**EXERCISE REQUIREMENTS**
Find how many lines of the listing below include the word "Число", then report the number by itself.

---*---

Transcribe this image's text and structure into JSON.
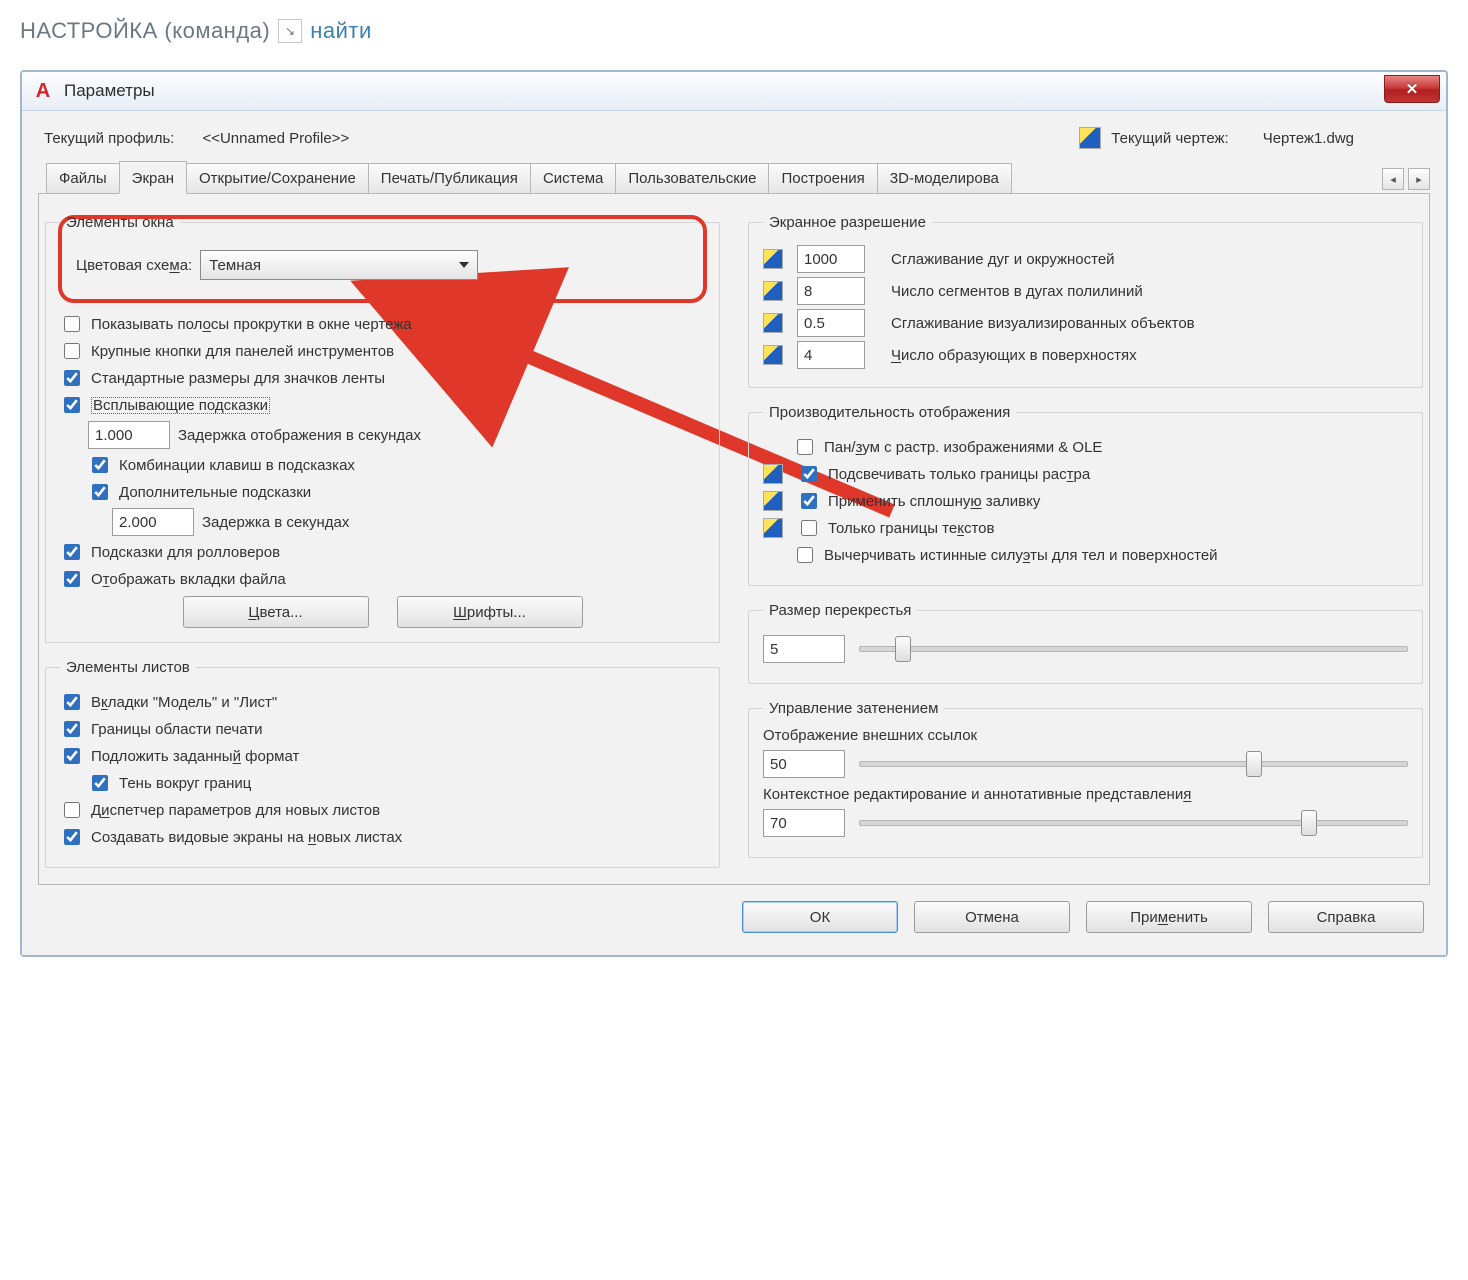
{
  "page_header": {
    "title": "НАСТРОЙКА (команда)",
    "find": "найти"
  },
  "dialog": {
    "title": "Параметры",
    "profile_label": "Текущий профиль:",
    "profile_value": "<<Unnamed Profile>>",
    "drawing_label": "Текущий чертеж:",
    "drawing_value": "Чертеж1.dwg",
    "tabs": [
      "Файлы",
      "Экран",
      "Открытие/Сохранение",
      "Печать/Публикация",
      "Система",
      "Пользовательские",
      "Построения",
      "3D-моделирова"
    ],
    "active_tab_index": 1,
    "footer": {
      "ok": "ОК",
      "cancel": "Отмена",
      "apply": "Применить",
      "help": "Справка"
    }
  },
  "window_elements": {
    "legend": "Элементы окна",
    "color_scheme_label": "Цветовая схема:",
    "color_scheme_value": "Темная",
    "scrollbars": "Показывать полосы прокрутки в окне чертежа",
    "large_buttons": "Крупные кнопки для панелей инструментов",
    "ribbon_icons": "Стандартные размеры для значков ленты",
    "tooltips": "Всплывающие подсказки",
    "tooltip_delay_value": "1.000",
    "tooltip_delay_label": "Задержка отображения в секундах",
    "shortcut_keys": "Комбинации клавиш в подсказках",
    "ext_tooltips": "Дополнительные подсказки",
    "ext_delay_value": "2.000",
    "ext_delay_label": "Задержка в секундах",
    "rollover": "Подсказки для ролловеров",
    "file_tabs": "Отображать вкладки файла",
    "colors_btn": "Цвета...",
    "fonts_btn": "Шрифты..."
  },
  "layout_elements": {
    "legend": "Элементы листов",
    "model_layout_tabs": "Вкладки \"Модель\" и \"Лист\"",
    "print_area": "Границы области печати",
    "paper_bg": "Подложить заданный формат",
    "shadow": "Тень вокруг границ",
    "page_setup_mgr": "Диспетчер параметров для новых листов",
    "create_viewports": "Создавать видовые экраны на новых листах"
  },
  "display_res": {
    "legend": "Экранное разрешение",
    "arc_value": "1000",
    "arc_label": "Сглаживание дуг и окружностей",
    "seg_value": "8",
    "seg_label": "Число сегментов в дугах полилиний",
    "render_value": "0.5",
    "render_label": "Сглаживание визуализированных объектов",
    "surf_value": "4",
    "surf_label": "Число образующих в поверхностях"
  },
  "display_perf": {
    "legend": "Производительность отображения",
    "pan_zoom": "Пан/зум с растр. изображениями & OLE",
    "raster_frame": "Подсвечивать только границы растра",
    "solid_fill": "Применить сплошную заливку",
    "text_boundary": "Только границы текстов",
    "true_silh": "Вычерчивать истинные силуэты для тел и поверхностей"
  },
  "crosshair": {
    "legend": "Размер перекрестья",
    "value": "5"
  },
  "fade": {
    "legend": "Управление затенением",
    "xref_label": "Отображение внешних ссылок",
    "xref_value": "50",
    "inplace_label": "Контекстное редактирование и аннотативные представления",
    "inplace_value": "70"
  }
}
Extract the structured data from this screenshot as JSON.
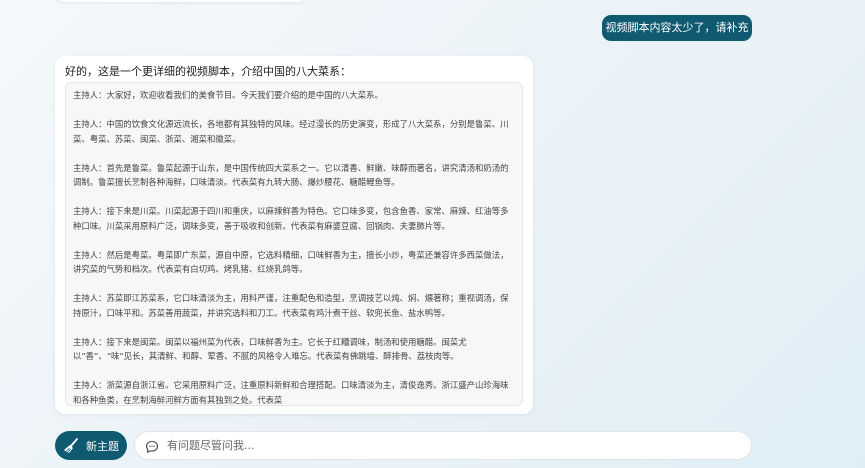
{
  "user_message": "视频脚本内容太少了，请补充",
  "assistant": {
    "intro": "好的，这是一个更详细的视频脚本，介绍中国的八大菜系：",
    "script_paragraphs": [
      "主持人：大家好，欢迎收看我们的美食节目。今天我们要介绍的是中国的八大菜系。",
      "主持人：中国的饮食文化源远流长，各地都有其独特的风味。经过漫长的历史演变，形成了八大菜系，分别是鲁菜、川菜、粤菜、苏菜、闽菜、浙菜、湘菜和徽菜。",
      "主持人：首先是鲁菜。鲁菜起源于山东，是中国传统四大菜系之一。它以清香、鲜嫩、味醇而著名，讲究清汤和奶汤的调制。鲁菜擅长烹制各种海鲜，口味清淡。代表菜有九转大肠、爆炒腰花、糖醋鲤鱼等。",
      "主持人：接下来是川菜。川菜起源于四川和重庆，以麻辣鲜香为特色。它口味多变，包含鱼香、家常、麻辣、红油等多种口味。川菜采用原料广泛，调味多变，善于吸收和创新。代表菜有麻婆豆腐、回锅肉、夫妻肺片等。",
      "主持人：然后是粤菜。粤菜即广东菜，源自中原，它选料精细，口味鲜香为主，擅长小炒，粤菜还兼容许多西菜做法，讲究菜的气势和档次。代表菜有白切鸡、烤乳猪、红烧乳鸽等。",
      "主持人：苏菜即江苏菜系，它口味清淡为主，用料严谨，注重配色和造型，烹调技艺以炖、焖、煨著称；重视调汤，保持原汁，口味平和。苏菜善用蔬菜，并讲究选料和刀工。代表菜有鸡汁煮干丝、软兜长鱼、盐水鸭等。",
      "主持人：接下来是闽菜。闽菜以福州菜为代表，口味鲜香为主。它长于红糟调味，制汤和使用糖醋。闽菜尤以“香”、“味”见长，其清鲜、和醇、荤香、不腻的风格令人难忘。代表菜有佛跳墙、醉排骨、荔枝肉等。",
      "主持人：浙菜源自浙江省。它采用原料广泛，注重原料新鲜和合理搭配。口味清淡为主，清俊逸秀。浙江盛产山珍海味和各种鱼类，在烹制海鲜河鲜方面有其独到之处。代表菜"
    ]
  },
  "new_topic_label": "新主题",
  "input": {
    "placeholder": "有问题尽管问我...",
    "value": ""
  },
  "colors": {
    "accent": "#0f5a70",
    "background": "#eaf2f7",
    "card": "#ffffff"
  },
  "icons": {
    "new_topic": "broom-icon",
    "input": "chat-bubble-icon"
  }
}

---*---

**YOUR RESPONSE**
2